Elliott Long

Elliott Long is Economic Policy Analyst for the Progressive Policy Institute. Before coming to PPI, Elliott served as Small Business Majority’s Policy & Development Associate. He has also interned for members of Congress and at the White House Office of Legislative Affairs. Elliott holds a BA in Political Science from Florida Gulf Coast University and MPA from George Washington University.

Writings

Publications

By and / 10.12.2017

When it comes to tech jobs, global hubs like Silicon Valley, New York, and Austin get all the attention. But, to an increasing degree, our research shows tech-driven employment growth is not restricted to those high-profile areas. For example, our widely-cited March 2017 report “How the Startup Economy is Spreading Across the Country—and How It […]

Publications

By and / 10.9.2017

In this new paper,  we estimate that the European App Economy totals 1.89 million jobs as of January 2017, an increase of roughly 15 percent over a year earlier.   In addition, this paper estimates the number of App Economy jobs by country and as a percentage of all jobs on a country-by-country basis. Next, we provide […]

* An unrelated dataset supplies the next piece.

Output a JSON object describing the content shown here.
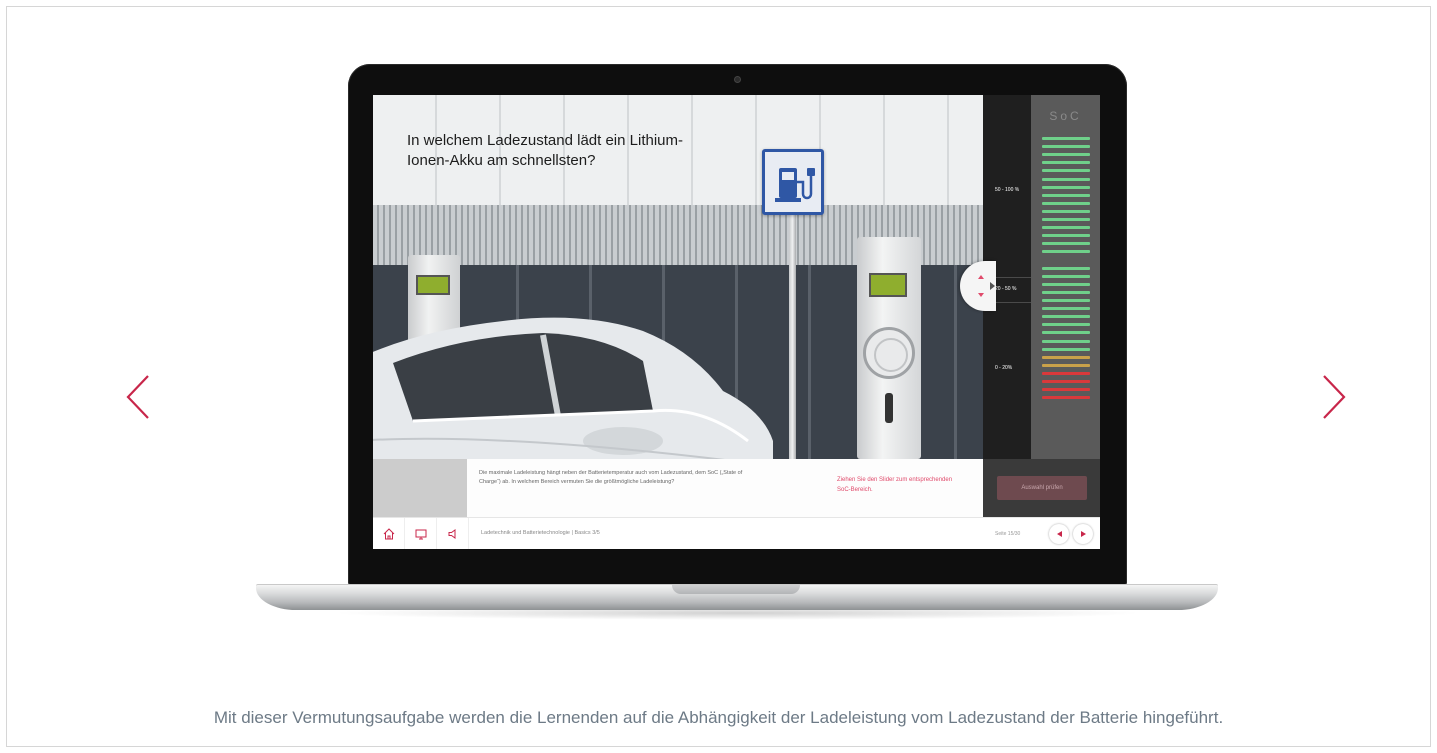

Blog

By / 8.16.2017

Yesterday, President Trump accused online retailer Amazon of “doing great harm to tax paying retailers” and “many jobs being lost.” Unfortunately, this is another fact-free claim by the president. New research by PPI economist Michael Mandel shows that ecommerce is actually expanding retail jobs. Mandel wrote last month, “According to the latest BLS employment report, employment at brick-and-mortar […]

Publications

By and / 7.3.2017

When Apple introduced the iPhone in 2007, that initiated a profound and transformative new economic innovation. While central bankers and national leaders struggled with a deep financial crisis and stagnation, the fervent demand for iPhones and the wave of smartphones that followed was a rare force for growth. Today, there are more than 4 billion […]

Publications

By and / 2.22.2017

Apple’s introduction of the iPhone in 2007 initiated a profound and transformative new economic innovation. While central bankers and national leaders struggled with a deep financial crisis and stagnation, the fervent demand for iPhones, and the wave of smartphones that followed, was a rare force for growth. Today, use of mobile data is rising at […]